Baumann echoed those sentiments.
“It’s really easy to defend free speech when you agree with what’s being said, but it’s a testament to your character when you do not agree with what’s being said,” he said.
YAF requested $2000 from the Student Senate, a request that was granted at their meeting on April 10 after considerable discussion. The club representative for the College Democrats acknowledged that while Spencer’s message would probably not be something with which his club would agree, they respected his right to speak.
Luke Frigon, who is currently the Treasurer of Student Senate and Director of the Budget Management Committee and who recently was elected President of Senate for the coming academic year, spoke with Ramsey himself to try to better understand the college’s apprehension. Ultimately, he said he supports the decision both of the college to further review the speaker and of Senate to appropriate the funds.
“I think that we as a Senate have the obligation to encourage controversial and potentially offensive speakers to come to campus, as well as those from all ends of the political and social spectrum,” he said.
Representatives of YAF were effusive in their praise of Senate during an interview; Moore called them “wonderful and efficient every step of the way.”
Arbaugh went on to say that if money were a sticking point, the national YAF organization may be willing to underwrite the event entirely, but Ramsey said the college’s concerns are not with the financial aspect of the event, rather with ensuring Spencer’s potential visit would align with the college’s mission statement.

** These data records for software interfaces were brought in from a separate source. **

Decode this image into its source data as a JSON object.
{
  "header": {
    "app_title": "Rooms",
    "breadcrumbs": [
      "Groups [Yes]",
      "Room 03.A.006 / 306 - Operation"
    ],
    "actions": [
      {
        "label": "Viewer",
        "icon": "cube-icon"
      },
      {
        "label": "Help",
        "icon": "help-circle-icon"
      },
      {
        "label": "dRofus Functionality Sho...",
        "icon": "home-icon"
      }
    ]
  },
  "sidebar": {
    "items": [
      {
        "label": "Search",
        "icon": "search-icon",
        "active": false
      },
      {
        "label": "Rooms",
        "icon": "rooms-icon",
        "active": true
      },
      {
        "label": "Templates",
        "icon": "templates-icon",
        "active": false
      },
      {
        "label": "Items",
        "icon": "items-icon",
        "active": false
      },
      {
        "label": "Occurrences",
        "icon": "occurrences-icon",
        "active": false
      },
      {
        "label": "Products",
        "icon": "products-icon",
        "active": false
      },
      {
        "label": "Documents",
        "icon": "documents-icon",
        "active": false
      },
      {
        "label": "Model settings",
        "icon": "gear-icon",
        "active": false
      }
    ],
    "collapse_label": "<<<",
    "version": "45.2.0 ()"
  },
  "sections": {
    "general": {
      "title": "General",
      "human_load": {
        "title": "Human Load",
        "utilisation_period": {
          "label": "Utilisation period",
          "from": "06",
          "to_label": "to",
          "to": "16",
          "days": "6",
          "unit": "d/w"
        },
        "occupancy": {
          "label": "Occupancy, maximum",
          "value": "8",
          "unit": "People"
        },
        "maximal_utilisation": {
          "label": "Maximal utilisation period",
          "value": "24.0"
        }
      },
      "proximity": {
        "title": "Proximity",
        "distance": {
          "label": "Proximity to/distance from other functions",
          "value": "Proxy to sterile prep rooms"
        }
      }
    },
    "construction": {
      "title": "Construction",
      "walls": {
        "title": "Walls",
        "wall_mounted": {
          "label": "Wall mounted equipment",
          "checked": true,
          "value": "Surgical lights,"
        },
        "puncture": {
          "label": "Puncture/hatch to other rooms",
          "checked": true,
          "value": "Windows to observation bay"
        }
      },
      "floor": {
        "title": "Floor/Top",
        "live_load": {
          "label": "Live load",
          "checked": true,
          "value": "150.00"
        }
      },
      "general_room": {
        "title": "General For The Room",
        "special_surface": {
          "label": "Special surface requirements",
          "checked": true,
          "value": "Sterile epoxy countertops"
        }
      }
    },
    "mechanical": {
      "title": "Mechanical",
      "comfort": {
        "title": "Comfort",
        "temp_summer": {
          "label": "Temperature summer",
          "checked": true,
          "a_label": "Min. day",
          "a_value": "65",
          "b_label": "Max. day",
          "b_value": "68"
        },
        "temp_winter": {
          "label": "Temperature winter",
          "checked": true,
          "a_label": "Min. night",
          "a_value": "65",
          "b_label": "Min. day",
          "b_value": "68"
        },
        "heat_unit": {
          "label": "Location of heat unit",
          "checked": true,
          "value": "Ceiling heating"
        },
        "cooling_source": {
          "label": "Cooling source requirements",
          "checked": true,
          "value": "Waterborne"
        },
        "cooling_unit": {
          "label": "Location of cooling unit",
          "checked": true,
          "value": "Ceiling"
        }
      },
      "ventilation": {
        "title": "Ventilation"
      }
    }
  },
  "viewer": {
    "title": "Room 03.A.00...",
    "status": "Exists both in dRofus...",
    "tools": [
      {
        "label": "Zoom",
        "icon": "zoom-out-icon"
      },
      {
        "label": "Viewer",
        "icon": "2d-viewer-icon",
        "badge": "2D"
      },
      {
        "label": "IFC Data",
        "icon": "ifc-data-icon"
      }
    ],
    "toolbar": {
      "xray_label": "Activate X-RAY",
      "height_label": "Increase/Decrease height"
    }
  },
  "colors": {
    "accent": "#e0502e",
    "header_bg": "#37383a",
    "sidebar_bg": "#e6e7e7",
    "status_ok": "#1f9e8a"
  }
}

“Of course we vet speakers. Of course we think about the implications,” she said. “We didn’t say yes; we didn’t say no. The speaker certainly has been divisive and controversial on other campuses. We know that colleges across the country are facing some pretty stiff protest concerning a variety of speakers. We just want to make sure if we do [bring Spencer to campus] we do it well.”
Moore accused the college administration of being “willing to shut down its own students to appease outside people.”
During the Student Senate’s debate, one senator raised the possibility that local far-left activists could disrupt the event.
Ultimately, Ramsey says the college’s decision will draw on conversations with stakeholders on campus and reflect whether the event — in intent and execution — will align with the college’s institutional values, which include both freedom of expression and a respect for all members of the campus community.
“We have a strong commitment to freedom of expression,” Ramsey said. “Is it a strong value? Is it an important value? Absolutely; no question about it. But is it an absolute value that anyone and everyone is welcome to speak on a college campus at any time? I don’t think so.”